Stop anyone on the street in Europe, Latin America, Africa and even Asia, and chances are they'll know the name Lionel Messi — and they'll probably know what he did this week. The soccer phenom scored his 88th goal of the year, which is widely thought to be a world record.
And the year's not over yet.
On Sunday, Messi, 25, scored his 86th goal of the calendar year in a Spanish league game against Real Betis, in Seville. The goal, Messi's second of the game, gave Barcelona a 2-1 win over Betis, with the announcer booming, "A new goal king!"
The Hobbit's path to the screen may have started out as tortuous as a trek through the deadly Helcaraxe, filled with detours (Guillermo del Toro was initially going to direct), marked by conflict (New Zealand labor disputes) and strewn with seemingly insurmountable obstacles (so many that the filmmakers threatened to move the shoot to Australia).
Originally published on Thu December 13, 2012 5:54 pm
When most drivers get a ticket from a speed-zone camera, there's little they can do but pay the fine.
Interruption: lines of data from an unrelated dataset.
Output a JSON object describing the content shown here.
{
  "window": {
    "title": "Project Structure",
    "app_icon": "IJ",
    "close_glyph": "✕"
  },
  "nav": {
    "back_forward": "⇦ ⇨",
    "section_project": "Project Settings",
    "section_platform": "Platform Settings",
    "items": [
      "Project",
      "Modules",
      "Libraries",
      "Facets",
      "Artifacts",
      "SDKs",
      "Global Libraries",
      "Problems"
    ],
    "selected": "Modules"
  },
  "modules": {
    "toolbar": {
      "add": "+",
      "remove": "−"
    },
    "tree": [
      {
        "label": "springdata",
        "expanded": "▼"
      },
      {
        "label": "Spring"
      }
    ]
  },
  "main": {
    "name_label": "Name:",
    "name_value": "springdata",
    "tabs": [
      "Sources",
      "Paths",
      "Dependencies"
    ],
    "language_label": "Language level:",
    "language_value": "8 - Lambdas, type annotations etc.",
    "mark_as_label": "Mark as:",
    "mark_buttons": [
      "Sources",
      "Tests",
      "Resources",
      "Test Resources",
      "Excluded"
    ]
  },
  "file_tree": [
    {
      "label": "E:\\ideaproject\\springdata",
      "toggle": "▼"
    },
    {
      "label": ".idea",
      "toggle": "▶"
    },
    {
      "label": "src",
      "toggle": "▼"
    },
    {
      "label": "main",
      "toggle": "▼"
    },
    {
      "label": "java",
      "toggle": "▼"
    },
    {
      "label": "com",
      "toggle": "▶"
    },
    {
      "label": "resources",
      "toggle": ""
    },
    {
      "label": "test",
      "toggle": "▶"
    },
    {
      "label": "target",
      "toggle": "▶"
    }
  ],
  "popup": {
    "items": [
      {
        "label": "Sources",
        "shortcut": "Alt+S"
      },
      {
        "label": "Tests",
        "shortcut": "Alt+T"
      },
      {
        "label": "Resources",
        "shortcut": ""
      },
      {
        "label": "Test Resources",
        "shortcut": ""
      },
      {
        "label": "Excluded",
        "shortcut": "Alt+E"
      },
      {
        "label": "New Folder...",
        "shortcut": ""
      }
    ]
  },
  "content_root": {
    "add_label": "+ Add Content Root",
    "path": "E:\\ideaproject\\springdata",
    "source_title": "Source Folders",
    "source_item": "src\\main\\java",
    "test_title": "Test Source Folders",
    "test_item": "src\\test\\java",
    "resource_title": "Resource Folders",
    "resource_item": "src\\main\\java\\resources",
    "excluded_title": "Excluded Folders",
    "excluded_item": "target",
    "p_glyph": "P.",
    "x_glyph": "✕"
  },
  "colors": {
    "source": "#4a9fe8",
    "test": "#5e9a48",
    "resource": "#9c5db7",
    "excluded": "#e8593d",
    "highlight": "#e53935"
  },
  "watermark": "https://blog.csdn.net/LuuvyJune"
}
After all, the ticket often includes photographic proof that their car was over the limit. But a Maryland driver is fighting his $40 fine precisely because of what the photos show: his car, sitting at a red light.
Federal and state authorities have received criticism after deciding not to indict HSBC on accusations that it laundered money for Mexican drug cartels and conducted prohibited transactions on behalf of countries like Iran and Sudan. Instead, they entered into a $1.9 billion settlement this week with the bank.
There's no question that HSBC is a massive, sprawling operation. It markets itself as the world's local bank. But watchdogs of the banking industry say mere size should never insulate an organization from the law.
This picture received from North Korea's official Korean Central News Agency on Wednesday shows an orbit image of the satellite Kwangmyongsong-3, being monitored on a large screen at a satellite control center in Cholsan county, North Pyongan province in North Korea.
Originally published on Thu December 13, 2012 3:51 pm
Sputnik 1 just beeped. China's first satellite, launched more than a decade later, simply radioed a communist anthem back to Earth. So far, North Korea's first satellite appears to be less accomplished.
And that shouldn't be a surprise.
Given the history of first orbital space shots, North Korea's apparent struggle with its mission is fairly typical, says David Akin, an associate professor of aerospace engineering at the University of Maryland.